The contracts usually last for 20 years. With interest, the solar panels end up costing closer to $40,000 once its paid in full. So, it’s not a small investment. There are a lot of customers who end up having buyers’ remorse after that purchase.
Most of the solar panel companies will file what is called a UCC (Uniform Commercial Code) statement with the secretary of state to notify other creditors that there is a secured lien on their property. It creates a lien against the collateral so if your home is sold, their lien gets paid off. It also ensures that their collateral is not sold or not used as collateral for another loan. They typically use language in their financial statement that protects the rooftop solar panels, batteries, cables, wires, support brackets, and ground mounted racking systems and secures the solar system only.
If you no longer want the solar panels, then bankruptcy will afford you some options. You can surrender the solar panels and system and see if the company will come and remove them. Another option would be to see if they send a reaffirmation agreement and try to renegotiate the terms of the loan.

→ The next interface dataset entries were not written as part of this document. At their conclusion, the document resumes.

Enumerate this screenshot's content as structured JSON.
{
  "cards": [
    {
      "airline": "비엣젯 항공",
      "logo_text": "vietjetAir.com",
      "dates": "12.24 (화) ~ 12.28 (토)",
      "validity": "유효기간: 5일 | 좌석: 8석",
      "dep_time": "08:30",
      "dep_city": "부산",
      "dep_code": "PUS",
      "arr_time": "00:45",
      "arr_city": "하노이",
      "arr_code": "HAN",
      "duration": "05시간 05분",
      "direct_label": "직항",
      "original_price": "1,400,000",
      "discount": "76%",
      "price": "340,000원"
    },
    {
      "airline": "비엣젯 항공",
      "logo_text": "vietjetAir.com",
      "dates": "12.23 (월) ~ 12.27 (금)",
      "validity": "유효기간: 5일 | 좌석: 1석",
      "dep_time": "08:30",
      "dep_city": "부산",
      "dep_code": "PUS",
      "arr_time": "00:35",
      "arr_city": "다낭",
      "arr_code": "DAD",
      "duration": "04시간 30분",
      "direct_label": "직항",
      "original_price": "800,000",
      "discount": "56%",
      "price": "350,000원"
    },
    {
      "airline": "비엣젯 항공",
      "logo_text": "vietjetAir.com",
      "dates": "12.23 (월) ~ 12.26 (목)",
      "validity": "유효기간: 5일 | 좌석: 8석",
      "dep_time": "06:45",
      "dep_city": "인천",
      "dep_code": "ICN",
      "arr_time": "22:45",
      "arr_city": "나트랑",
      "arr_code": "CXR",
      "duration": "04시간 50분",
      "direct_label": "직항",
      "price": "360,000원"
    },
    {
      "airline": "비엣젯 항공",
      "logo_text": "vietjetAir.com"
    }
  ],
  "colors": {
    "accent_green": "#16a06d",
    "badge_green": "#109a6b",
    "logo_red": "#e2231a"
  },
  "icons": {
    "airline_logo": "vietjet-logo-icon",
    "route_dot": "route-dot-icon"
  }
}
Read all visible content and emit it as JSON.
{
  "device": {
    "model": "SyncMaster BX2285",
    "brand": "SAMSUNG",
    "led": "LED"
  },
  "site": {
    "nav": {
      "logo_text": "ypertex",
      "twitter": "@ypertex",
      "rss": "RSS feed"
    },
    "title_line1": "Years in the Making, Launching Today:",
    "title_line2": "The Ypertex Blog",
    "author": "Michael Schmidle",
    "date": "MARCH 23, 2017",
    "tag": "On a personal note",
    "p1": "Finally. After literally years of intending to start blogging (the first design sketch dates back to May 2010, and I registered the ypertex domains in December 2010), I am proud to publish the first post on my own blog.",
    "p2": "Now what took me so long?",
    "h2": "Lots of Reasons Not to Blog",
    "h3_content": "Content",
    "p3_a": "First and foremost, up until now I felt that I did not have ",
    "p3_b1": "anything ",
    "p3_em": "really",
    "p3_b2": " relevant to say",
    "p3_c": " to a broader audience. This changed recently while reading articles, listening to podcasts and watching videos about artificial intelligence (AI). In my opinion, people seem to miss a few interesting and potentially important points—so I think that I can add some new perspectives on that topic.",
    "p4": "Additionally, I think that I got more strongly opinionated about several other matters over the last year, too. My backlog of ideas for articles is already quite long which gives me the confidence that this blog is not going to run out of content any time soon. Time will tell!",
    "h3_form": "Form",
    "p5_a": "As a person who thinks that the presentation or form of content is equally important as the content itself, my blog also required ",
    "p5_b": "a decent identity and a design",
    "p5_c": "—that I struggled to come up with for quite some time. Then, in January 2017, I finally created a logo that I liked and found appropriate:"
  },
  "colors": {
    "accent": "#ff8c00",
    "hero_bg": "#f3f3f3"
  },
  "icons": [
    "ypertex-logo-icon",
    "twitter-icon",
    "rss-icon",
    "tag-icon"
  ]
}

Alternatively a Chapter 13 case is where you can file a motion to value the panels so that you are paying back the value of the system instead of what you actually owe on it. This might also reduce your interest rate.
The only way to satisfy the UCC lien is to pay off the debt. UCC filings expire every five years.